Wednesday, September 25, 2013

Three Peaks USA Ultracross

This past weekend  I raced the Three Peaks USA Ultracross event in Banner Elk, NC.  It was my third time doing this event in as many years.  For the most part, the course has continued to use many of the main trails and roads, but each year a few sections are either removed or added to the race.  Each year this race has become a little less technical and more cyclocross bike friendly; however, I still think using a 29er mtb is the best choice for the job.

Over my past few years of doing these ultra cross races, I've switched between using a CX bike to a MTB many times.  My finishing times are always faster and I think there is a lot less risk of getting a flat tire or having a mechanical when a MTB is used instead of a CX bike.  Even though I know a MTB is usually the best choice for doing ultracross events, I decided to pick a cross bike for Three Peaks.  I made this choice because I thought the course changes this year would make the cross bike a faster option.  I guess there is also a part of me that feels like these things are just more fun to do on a cross bike.  I do know that racing these events on a CX bike is a completely different experience than doing them on a MTB.  But, unfortunately, my decision to use a CX bike at Three Peaks might have been the main reason that I finished the race in second place instead of first in the SS category.

I'm pretty sure if I used a MTB set-up with tubeless tires, I would have not had a flat tire about 25 miles into the race and probably could have stayed in the lead until the finish.  But, instead of having a trouble-free ride, my 700x35 tire/tube choice pinch flatted and I had a hard time replacing my flat tube.  The first issue that slowed down my repair was removing the wheel from my horizontal dropouts SSCX with disc brakes.  This bike is not as quick as a bike with verticle dropouts because I have to loosen my rear disc brake caliper, remove my chain from the front chainring and also from the rear cog in order to get the wheel off the bike.  Of course, these things also need to be tightened and replaced after fixing my flat tire.  The next issue I had was when I went to put air in my tire with my C02 cartridge.  For some reason, the inflator I was using would not expel air.  After trying to get it to work a few times, I finally remembered that I had a spare inflator in my seat bag and was able to get it to work.  In all, I lost at least 7 minutes doing this simple repair and I knew it would be difficult to catch the new leader of the race, D-Rapp.

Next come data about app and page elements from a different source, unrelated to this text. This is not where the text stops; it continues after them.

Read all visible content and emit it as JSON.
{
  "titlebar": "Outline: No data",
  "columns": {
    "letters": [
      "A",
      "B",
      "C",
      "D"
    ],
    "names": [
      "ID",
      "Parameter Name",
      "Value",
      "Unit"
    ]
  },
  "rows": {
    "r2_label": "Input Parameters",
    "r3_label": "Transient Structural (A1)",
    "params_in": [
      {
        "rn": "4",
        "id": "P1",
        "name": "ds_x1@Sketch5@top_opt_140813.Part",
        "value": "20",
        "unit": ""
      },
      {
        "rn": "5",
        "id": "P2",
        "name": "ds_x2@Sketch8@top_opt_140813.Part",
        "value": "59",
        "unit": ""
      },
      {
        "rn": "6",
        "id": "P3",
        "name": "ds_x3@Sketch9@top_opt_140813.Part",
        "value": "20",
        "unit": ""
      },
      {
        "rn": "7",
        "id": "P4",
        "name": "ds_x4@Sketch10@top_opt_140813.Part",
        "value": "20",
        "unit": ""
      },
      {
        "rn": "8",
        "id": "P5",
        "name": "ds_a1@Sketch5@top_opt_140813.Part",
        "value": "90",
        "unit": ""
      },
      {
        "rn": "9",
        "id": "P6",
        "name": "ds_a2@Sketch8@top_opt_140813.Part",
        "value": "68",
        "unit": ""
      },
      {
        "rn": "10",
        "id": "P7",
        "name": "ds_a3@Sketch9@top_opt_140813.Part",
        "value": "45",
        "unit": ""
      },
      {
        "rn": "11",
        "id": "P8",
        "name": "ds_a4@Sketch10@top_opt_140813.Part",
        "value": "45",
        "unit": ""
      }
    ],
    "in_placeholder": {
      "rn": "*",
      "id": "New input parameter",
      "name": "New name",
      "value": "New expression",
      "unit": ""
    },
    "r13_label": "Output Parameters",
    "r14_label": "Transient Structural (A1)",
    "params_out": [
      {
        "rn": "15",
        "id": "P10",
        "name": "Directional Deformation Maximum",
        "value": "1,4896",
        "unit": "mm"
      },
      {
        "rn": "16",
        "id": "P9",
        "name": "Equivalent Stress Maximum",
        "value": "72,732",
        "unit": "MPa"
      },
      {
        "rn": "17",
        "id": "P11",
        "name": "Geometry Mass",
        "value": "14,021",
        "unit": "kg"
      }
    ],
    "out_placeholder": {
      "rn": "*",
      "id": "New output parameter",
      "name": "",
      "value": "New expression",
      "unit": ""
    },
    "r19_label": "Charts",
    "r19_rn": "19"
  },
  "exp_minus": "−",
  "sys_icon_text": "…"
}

Nevertheless, I chased hard and was actually having a good time catching each rider that had passed me while I attempted to gain some of my lost time back.  I did catch a lot of riders during this time, but was unable to catch my friend, Dan.  Even though I did not win the race, I was happy with how my legs felt and also had a lot of fun riding the tough Three Peaks course.  It was also cool to see Dan take the well-deserved win, since he has been having some knee pain issues lately and wasn't sure how the day would turn-out for him.

I'm excited to be doing the grand daddy of all ultra cross races, Iron Cross, this coming weekend and I'm hoping to have a little better bike luck there.  This is one of my favorite races to do because of the variety of terrain covered.  I've used mountain and cross bikes at this race in the past and know that a MTB would probably be the best choice, but I'll be racing on my SSCX again and pushing the bikes limits on the technical descents in Michaux State Forest.  I know it's not the smartest choice, but I think it will be the funnest!

Happy Trails...  Gerry

1 comment:

  1. I flatted on the same exact descent, and I was running a tubeless mountain bike setup - blew out the sidewall enough that the sealant wouldn't hold. So you might have still had the same bad luck on tubeless mountain bike setup. It was fun riding with you for a bit towards the end - couldn't keep up with you on the final climb ... you're a beast!